Scientists are poised to knock on God’s door and ask, “Are you there?”

Rudolf Ogoo Okonkwo
6 min readJan 2, 2022

On that day that pagans of ancient Rome celebrated the birth of Mithra, their sun god, the same day that Christians chose to celebrate the birth of Jesus Christ, scientists took their most daring step yet in making eye contact with God.

On Christmas day, while you were with family and friends eating Jollof rice, drinking Hero beer, dancing to the music of Portable Zazu, and sharing what some consider the highlight of humanity’s return to sanity -images of Muslims who attended Christmas service in Kaduna, NASA scientist at French Guiana launched a telescope called James Webb Space telescope.

When it reaches its orbit, the telescope will be man’s most advanced eye in a fast-expanding universe. Through this new eye, we hope to gaze into God’s eyes and see exciting things that will open a new era of discovery of things we have never imagined. These are things the writers of our most cherished holy books never imagined, too. We are talking about the possibilities of discovering omissions more gigantic than the non-inclusion of the dinosaur in the Bible, the Koran, and other holy books.

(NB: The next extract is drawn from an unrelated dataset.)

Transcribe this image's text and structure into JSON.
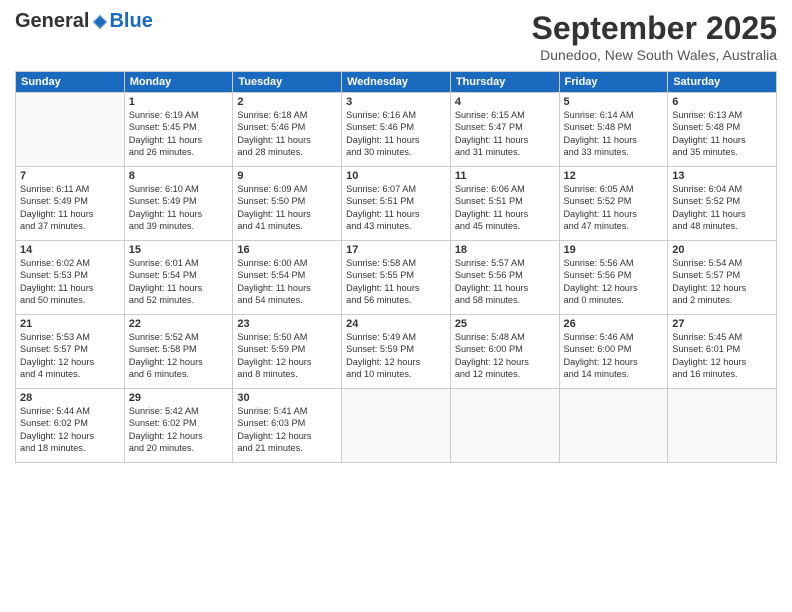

After years of setbacks, on that Christmas’ morning, a European Ariane rocket lifted Webb telescope off the coast of South America unto a journey of one million miles. It will take the telescope one month to reach its orbit at the Lagrange point, where gravitational forces of the earth and sun balance. It is this minimal force area that will keep the telescope afloat.

The distance is four times farther away from us than Earth to the moon. It will take five months before the telescope will open its eyes, sophisticated infrared eyes, and begins to scan the cosmos for expected unknown and unknown expected.

At 70 feet by 46 feet, almost the size of a tennis court is a five-layered sunshield that protects the James Webb space telescope’s light-gathering mirror and heat-sensing infrared detectors. These detectors must be at minus 450 degrees to function. At the cost of 10 billion dollars, it is the largest and most powerful telescope ever sent to space. NASA built the telescope in partnership with the European and Canadian space agencies. Thousands of people from 29 countries have been working on this 7-ton telescope since the 1990s…

Rudolf Ogoo Okonkwo

Rudolf Ogoo Okonkwo is the author of "This American Life Sef."